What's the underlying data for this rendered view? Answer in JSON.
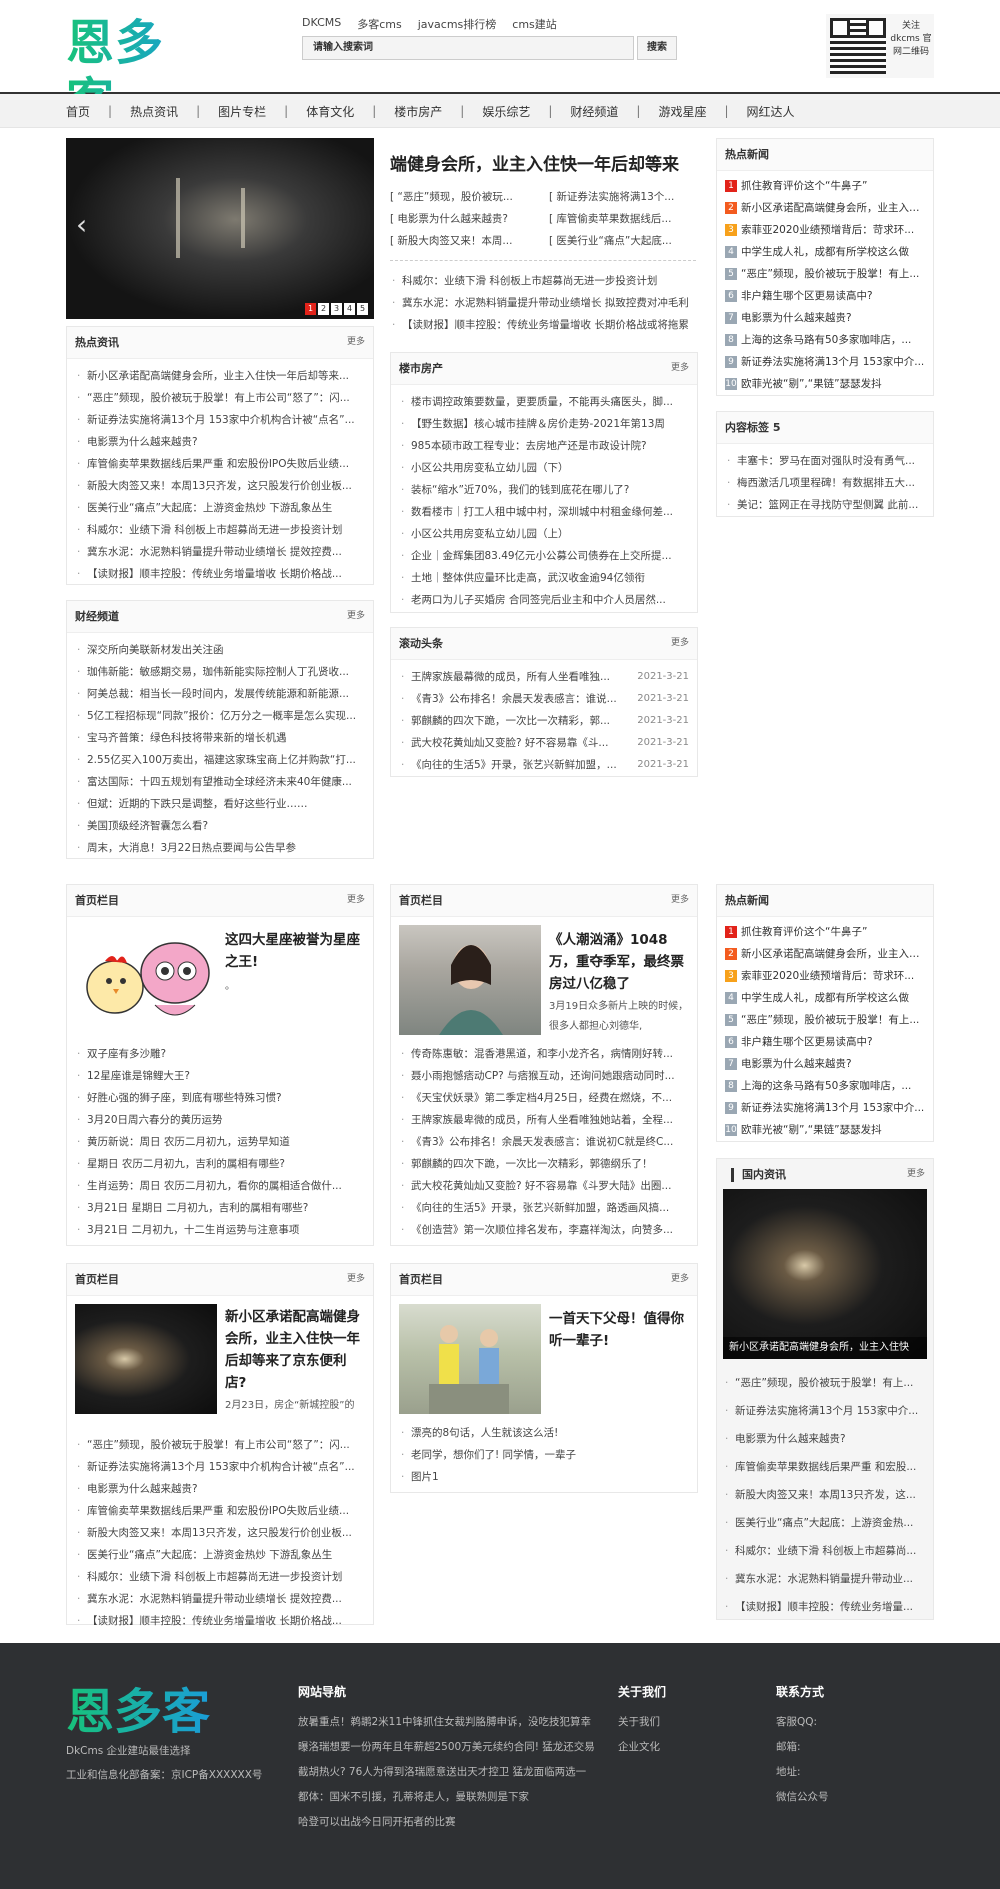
{
  "brand": {
    "logo": "恩多客",
    "accent": "#1ab98a"
  },
  "header": {
    "top_links": [
      "DKCMS",
      "多客cms",
      "javacms排行榜",
      "cms建站"
    ],
    "search_placeholder": "请输入搜索词",
    "search_button": "搜索",
    "qr_text": "关注dkcms 官网二维码"
  },
  "nav": [
    "首页",
    "热点资讯",
    "图片专栏",
    "体育文化",
    "楼市房产",
    "娱乐综艺",
    "财经频道",
    "游戏星座",
    "网红达人"
  ],
  "slider": {
    "pages": [
      "1",
      "2",
      "3",
      "4",
      "5"
    ],
    "active": 1
  },
  "headline": {
    "title": "端健身会所，业主入住快一年后却等来",
    "grid": [
      [
        "[ “恶庄”频现，股价被玩...",
        "[ 新证券法实施将满13个..."
      ],
      [
        "[ 电影票为什么越来越贵?",
        "[ 库管偷卖苹果数据线后..."
      ],
      [
        "[ 新股大肉签又来！本周...",
        "[ 医美行业“痛点”大起底..."
      ]
    ],
    "list": [
      "科威尔：业绩下滑 科创板上市超募尚无进一步投资计划",
      "冀东水泥：水泥熟料销量提升带动业绩增长 拟致控费对冲毛利",
      "【读财报】顺丰控股：传统业务增量增收 长期价格战或将拖累"
    ]
  },
  "hot_news": {
    "title": "热点新闻",
    "items": [
      "抓住教育评价这个“牛鼻子”",
      "新小区承诺配高端健身会所，业主入住...",
      "索菲亚2020业绩预增背后：苛求环...",
      "中学生成人礼，成都有所学校这么做",
      "“恶庄”频现，股价被玩于股掌！有上...",
      "非户籍生哪个区更易读高中?",
      "电影票为什么越来越贵?",
      "上海的这条马路有50多家咖啡店，...",
      "新证券法实施将满13个月 153家中介...",
      "欧菲光被“剔”,“果链”瑟瑟发抖"
    ]
  },
  "tags": {
    "title": "内容标签 5",
    "items": [
      "丰塞卡：罗马在面对强队时没有勇气...",
      "梅西激活几项里程碑！有数据排五大...",
      "美记：篮网正在寻找防守型侧翼 此前..."
    ]
  },
  "hot_info": {
    "title": "热点资讯",
    "more": "更多",
    "items": [
      "新小区承诺配高端健身会所，业主入住快一年后却等来...",
      "“恶庄”频现，股价被玩于股掌！有上市公司“怒了”：闪...",
      "新证券法实施将满13个月 153家中介机构合计被“点名”...",
      "电影票为什么越来越贵?",
      "库管偷卖苹果数据线后果严重 和宏股份IPO失败后业绩...",
      "新股大肉签又来！本周13只齐发，这只股发行价创业板...",
      "医美行业“痛点”大起底：上游资金热炒 下游乱象丛生",
      "科威尔：业绩下滑 科创板上市超募尚无进一步投资计划",
      "冀东水泥：水泥熟料销量提升带动业绩增长 提效控费...",
      "【读财报】顺丰控股：传统业务增量增收 长期价格战..."
    ]
  },
  "property": {
    "title": "楼市房产",
    "more": "更多",
    "items": [
      "楼市调控政策要数量，更要质量，不能再头痛医头，脚...",
      "【野生数据】核心城市挂牌＆房价走势-2021年第13周",
      "985本硕市政工程专业：去房地产还是市政设计院?",
      "小区公共用房变私立幼儿园（下）",
      "装标“缩水”近70%，我们的钱到底花在哪儿了?",
      "数看楼市｜打工人租中城中村，深圳城中村租金缘何差...",
      "小区公共用房变私立幼儿园（上）",
      "企业｜金辉集团83.49亿元小公募公司债券在上交所提...",
      "土地｜整体供应量环比走高，武汉收金逾94亿领衔",
      "老两口为儿子买婚房 合同签完后业主和中介人员居然..."
    ]
  },
  "finance": {
    "title": "财经频道",
    "more": "更多",
    "items": [
      "深交所向美联新材发出关注函",
      "珈伟新能：敏感期交易，珈伟新能实际控制人丁孔贤收...",
      "阿美总裁：相当长一段时间内，发展传统能源和新能源...",
      "5亿工程招标现“同款”报价：亿万分之一概率是怎么实现...",
      "宝马齐普策：绿色科技将带来新的增长机遇",
      "2.55亿买入100万卖出，福建这家珠宝商上亿并购款“打...",
      "富达国际：十四五规划有望推动全球经济未来40年健康...",
      "但斌：近期的下跌只是调整，看好这些行业……",
      "美国顶级经济智囊怎么看?",
      "周末，大消息！3月22日热点要闻与公告早参"
    ]
  },
  "scroll": {
    "title": "滚动头条",
    "more": "更多",
    "items": [
      {
        "t": "王牌家族最幕微的成员，所有人坐看唯独...",
        "d": "2021-3-21"
      },
      {
        "t": "《青3》公布排名！余晨天发表感言：谁说...",
        "d": "2021-3-21"
      },
      {
        "t": "郭麒麟的四次下跪，一次比一次精彩，郭...",
        "d": "2021-3-21"
      },
      {
        "t": "武大校花黄灿灿又变脸? 好不容易靠《斗...",
        "d": "2021-3-21"
      },
      {
        "t": "《向往的生活5》开录，张艺兴新鲜加盟，...",
        "d": "2021-3-21"
      }
    ]
  },
  "col_a": {
    "title": "首页栏目",
    "more": "更多",
    "feat_title": "这四大星座被誉为星座之王!",
    "feat_sub": "。",
    "items": [
      "双子座有多沙雕?",
      "12星座谁是锦鲤大王?",
      "好胜心强的狮子座，到底有哪些特殊习惯?",
      "3月20日周六春分的黄历运势",
      "黄历新说：周日 农历二月初九，运势早知道",
      "星期日 农历二月初九，吉利的属相有哪些?",
      "生肖运势：周日 农历二月初九，看你的属相适合做什...",
      "3月21日 星期日 二月初九，吉利的属相有哪些?",
      "3月21日 二月初九，十二生肖运势与注意事项"
    ]
  },
  "col_b": {
    "title": "首页栏目",
    "more": "更多",
    "feat_title": "《人潮汹涌》1048万，重夺季军，最终票房过八亿稳了",
    "feat_sub": "3月19日众多新片上映的时候，很多人都担心刘德华,",
    "items": [
      "传奇陈惠敏：混香港黑道，和李小龙齐名，病情刚好转...",
      "聂小雨抱憾痞动CP? 与痞猴互动，还询问她跟痞动同时...",
      "《天宝伏妖录》第二季定档4月25日，经费在燃烧，不...",
      "王牌家族最卑微的成员，所有人坐看唯独她站着，全程...",
      "《青3》公布排名！余晨天发表感言：谁说初C就是终C...",
      "郭麒麟的四次下跪，一次比一次精彩，郭德纲乐了！",
      "武大校花黄灿灿又变脸? 好不容易靠《斗罗大陆》出圈...",
      "《向往的生活5》开录，张艺兴新鲜加盟，路透画风搞...",
      "《创造营》第一次顺位排名发布，李嘉祥淘汰，向赞多..."
    ]
  },
  "hot_news2": {
    "title": "热点新闻",
    "items": [
      "抓住教育评价这个“牛鼻子”",
      "新小区承诺配高端健身会所，业主入住...",
      "索菲亚2020业绩预增背后：苛求环...",
      "中学生成人礼，成都有所学校这么做",
      "“恶庄”频现，股价被玩于股掌！有上...",
      "非户籍生哪个区更易读高中?",
      "电影票为什么越来越贵?",
      "上海的这条马路有50多家咖啡店，...",
      "新证券法实施将满13个月 153家中介...",
      "欧菲光被“剔”,“果链”瑟瑟发抖"
    ]
  },
  "domestic": {
    "title": "国内资讯",
    "more": "更多",
    "caption": "新小区承诺配高端健身会所，业主入住快",
    "items": [
      "“恶庄”频现，股价被玩于股掌！有上...",
      "新证券法实施将满13个月 153家中介...",
      "电影票为什么越来越贵?",
      "库管偷卖苹果数据线后果严重 和宏股...",
      "新股大肉签又来！本周13只齐发，这...",
      "医美行业“痛点”大起底：上游资金热...",
      "科威尔：业绩下滑 科创板上市超募尚...",
      "冀东水泥：水泥熟料销量提升带动业...",
      "【读财报】顺丰控股：传统业务增量..."
    ]
  },
  "col_c": {
    "title": "首页栏目",
    "more": "更多",
    "feat_title": "新小区承诺配高端健身会所，业主入住快一年后却等来了京东便利店?",
    "feat_sub": "2月23日，房企“新城控股”的",
    "items": [
      "“恶庄”频现，股价被玩于股掌！有上市公司“怒了”：闪...",
      "新证券法实施将满13个月 153家中介机构合计被“点名”...",
      "电影票为什么越来越贵?",
      "库管偷卖苹果数据线后果严重 和宏股份IPO失败后业绩...",
      "新股大肉签又来！本周13只齐发，这只股发行价创业板...",
      "医美行业“痛点”大起底：上游资金热炒 下游乱象丛生",
      "科威尔：业绩下滑 科创板上市超募尚无进一步投资计划",
      "冀东水泥：水泥熟料销量提升带动业绩增长 提效控费...",
      "【读财报】顺丰控股：传统业务增量增收 长期价格战..."
    ]
  },
  "col_d": {
    "title": "首页栏目",
    "more": "更多",
    "feat_title": "一首天下父母！值得你听一辈子!",
    "items": [
      "漂亮的8句话，人生就该这么活!",
      "老同学，想你们了! 同学情，一辈子",
      "图片1"
    ]
  },
  "footer": {
    "logo": "恩多客",
    "tagline": "DkCms 企业建站最佳选择",
    "icp": "工业和信息化部备案：京ICP备XXXXXX号",
    "nav_title": "网站导航",
    "nav_items": [
      "放暑重点！鹈鹕2米11中锋抓住女裁判胳膊申诉，没吃技犯算幸",
      "曝洛瑞想要一份两年且年薪超2500万美元续约合同! 猛龙还交易",
      "截胡热火? 76人为得到洛瑞愿意送出天才控卫 猛龙面临两选一",
      "都体：国米不引援，孔蒂将走人，曼联熟则是下家",
      "哈登可以出战今日同开拓者的比赛"
    ],
    "about_title": "关于我们",
    "about_items": [
      "关于我们",
      "企业文化"
    ],
    "contact_title": "联系方式",
    "contact_items": [
      "客服QQ:",
      "邮箱:",
      "地址:",
      "微信公众号"
    ]
  }
}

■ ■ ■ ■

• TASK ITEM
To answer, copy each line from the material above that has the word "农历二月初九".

• SOLUTION TO THIS EXERCISE
      "黄历新说：周日 农历二月初九，运势早知道",
      "星期日 农历二月初九，吉利的属相有哪些?",
      "生肖运势：周日 农历二月初九，看你的属相适合做什...",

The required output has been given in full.